Changes in Household or Routine

If you’ve recently had a baby or gotten another pet, your dog may be territorial or stress marking. If you’ve recently begun a new routine, your dog may miss you during the day and get very excited when you come home. A new job or hobby can also bring new smells that could cause stress marking. 


Marking behaviors usually begin at 1 year of age if your dog isn’t spayed or neutered. Spaying or neutering your dog might not eliminate marking, but it can reduce it. Submissive or excitement marking are most common in dogs under 1 year of age. 

Senior dogs can pee on you as well. Senior dogs are usually more set in their ways, and they might be more likely to pee on you as a response to a change in their routine or environment.

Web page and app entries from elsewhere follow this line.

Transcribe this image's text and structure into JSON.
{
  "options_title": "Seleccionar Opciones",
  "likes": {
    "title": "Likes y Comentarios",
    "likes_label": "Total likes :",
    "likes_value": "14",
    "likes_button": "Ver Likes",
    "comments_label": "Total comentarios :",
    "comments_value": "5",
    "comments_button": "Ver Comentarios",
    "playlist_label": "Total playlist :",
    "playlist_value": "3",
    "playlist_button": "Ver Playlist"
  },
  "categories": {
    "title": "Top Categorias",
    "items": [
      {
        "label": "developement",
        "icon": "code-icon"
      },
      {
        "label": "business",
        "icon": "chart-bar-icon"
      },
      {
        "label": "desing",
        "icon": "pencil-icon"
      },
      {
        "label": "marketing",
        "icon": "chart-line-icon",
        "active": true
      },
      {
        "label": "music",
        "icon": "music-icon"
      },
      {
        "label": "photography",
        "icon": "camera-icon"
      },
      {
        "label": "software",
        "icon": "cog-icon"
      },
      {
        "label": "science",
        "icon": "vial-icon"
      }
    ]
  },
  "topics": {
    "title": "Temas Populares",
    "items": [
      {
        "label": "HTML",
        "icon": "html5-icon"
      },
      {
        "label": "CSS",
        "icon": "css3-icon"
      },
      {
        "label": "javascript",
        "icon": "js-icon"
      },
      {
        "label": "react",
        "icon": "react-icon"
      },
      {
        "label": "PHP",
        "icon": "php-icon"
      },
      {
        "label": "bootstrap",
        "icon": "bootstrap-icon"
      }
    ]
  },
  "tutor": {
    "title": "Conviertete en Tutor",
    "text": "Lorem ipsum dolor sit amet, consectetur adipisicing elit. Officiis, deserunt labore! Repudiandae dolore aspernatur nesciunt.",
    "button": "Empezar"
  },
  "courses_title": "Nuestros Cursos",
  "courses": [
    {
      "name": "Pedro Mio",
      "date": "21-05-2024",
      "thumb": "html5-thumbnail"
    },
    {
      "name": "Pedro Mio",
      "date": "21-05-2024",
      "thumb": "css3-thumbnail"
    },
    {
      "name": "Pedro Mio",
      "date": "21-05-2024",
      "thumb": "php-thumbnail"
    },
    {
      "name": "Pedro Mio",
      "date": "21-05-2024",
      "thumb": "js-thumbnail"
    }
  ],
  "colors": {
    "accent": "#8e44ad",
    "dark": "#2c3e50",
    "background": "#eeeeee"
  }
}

They can also develop medical conditions that cause them to urinate. Arthritis is a common problem in senior dogs. While not directly related to urinary function, it can cause discomfort and anxiety, which can cause stress marking. 

Older dogs can also experience age-related incontinence. If this is the cause, you’ll notice house soiling. Your dog will pee in the house, and potentially on you as well.  

Medical Issues

Your dog could also be peeing on you suddenly due to a medical issue. The most common medical issue is a simple urinary tract infection. This can make it difficult to control urination, causing your dog to pee at inappropriate times. If your dog has an infection, you may notice difficulty urinating, smelly urine, or cloudy urine. 

Bladder and kidney stones can also cause difficulty peeing or controlling the bladder. Cystitis, or inflammation of the bladder, can also cause incontinence. Diabetes and tumors can also cause urinary problems. 

Why does my dog pee on me when I get home?

The most common reason for your dog to pee on you when you get home is excitement marking. They’ve missed you and are simply happy you are home. Try to avoid any exciting play in those first moments. Greet them happily but calmly. Eventually, the dog will learn to control their excitement. 

Territorial marking is also a possibility. Have you been around other animals? Is your dog feeling out of sorts or unsure of its place in the household? It could even be related to separation anxiety. If your dog feels lonely or stressed when you are gone, it may feel the need to “claim” you when you return. 

Stress marking is also a possibility. Dogs noses are much more sensitive than ours, so you could have scents that your dog doesn’t recognize and wants to eliminate.